Charity funds luxury lifestyle for its founder, a Baptist leader
Over three years, Bishop Eddie Long got $3.07 million from the charity.
LITHONIA, Ga. (AP) -- Bishop Eddie Long, whose 25,000-member New Birth Missionary Baptist Church is said to be Georgia's largest congregation, used money from a charity he started to fund a grand lifestyle, according to a published report.
Tax records detailed in The Atlanta Journal-Constitution showed Bishop Eddie Long Ministries Inc. gave Long $3.07 million in salary and benefits between 1997 and 2000, compared with $3.1 million in donations to others.

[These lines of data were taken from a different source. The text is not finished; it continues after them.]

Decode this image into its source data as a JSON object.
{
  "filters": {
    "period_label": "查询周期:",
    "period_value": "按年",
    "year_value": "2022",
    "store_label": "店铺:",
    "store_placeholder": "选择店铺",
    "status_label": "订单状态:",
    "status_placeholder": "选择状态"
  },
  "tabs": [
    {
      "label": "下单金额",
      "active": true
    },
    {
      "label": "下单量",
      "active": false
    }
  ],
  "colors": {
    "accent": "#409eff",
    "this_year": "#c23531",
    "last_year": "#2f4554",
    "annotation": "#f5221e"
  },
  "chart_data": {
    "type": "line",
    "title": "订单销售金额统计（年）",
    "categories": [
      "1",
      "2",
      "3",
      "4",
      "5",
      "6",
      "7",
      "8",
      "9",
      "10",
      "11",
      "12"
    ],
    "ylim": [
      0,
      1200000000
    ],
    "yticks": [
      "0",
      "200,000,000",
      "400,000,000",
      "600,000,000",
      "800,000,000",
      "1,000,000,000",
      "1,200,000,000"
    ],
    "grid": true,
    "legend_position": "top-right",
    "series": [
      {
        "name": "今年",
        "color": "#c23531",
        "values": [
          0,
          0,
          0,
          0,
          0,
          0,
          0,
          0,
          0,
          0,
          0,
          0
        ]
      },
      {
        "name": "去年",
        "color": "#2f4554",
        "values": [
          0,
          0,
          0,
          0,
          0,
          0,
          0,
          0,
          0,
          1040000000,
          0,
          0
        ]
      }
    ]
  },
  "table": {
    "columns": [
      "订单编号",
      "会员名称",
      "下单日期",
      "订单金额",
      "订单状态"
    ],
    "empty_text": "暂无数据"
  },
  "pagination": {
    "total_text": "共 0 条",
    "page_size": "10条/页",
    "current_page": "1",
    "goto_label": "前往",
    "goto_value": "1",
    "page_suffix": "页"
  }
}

Benefits he received included a $1.4 million 20-acre home and use of a $350,000 Bentley. Long maintains the money came from royalties, speaking fees and several large donations -- not from members of New Birth Missionary Baptist Church, where he became pastor in 1987.
Long's tax attorney, J. David Epstein, said the charity's compensation committee decided to use some of the charity's assets to pay Long for his work at New Birth to make up for years when he was underpaid.
The charity, separate from the congregation, stopped operating in 2000. Long and wife Vanessa were two of its four board members.
Long said he represents a "paradigm shift" in the black church, and complaints stem from expectations that pastors should be poor. "I'm not going to apologize for anything," he said.
Nonprofits are exempt from state and federal income taxes if they meet certain criteria, but federal law says executives' benefits may not be excessive.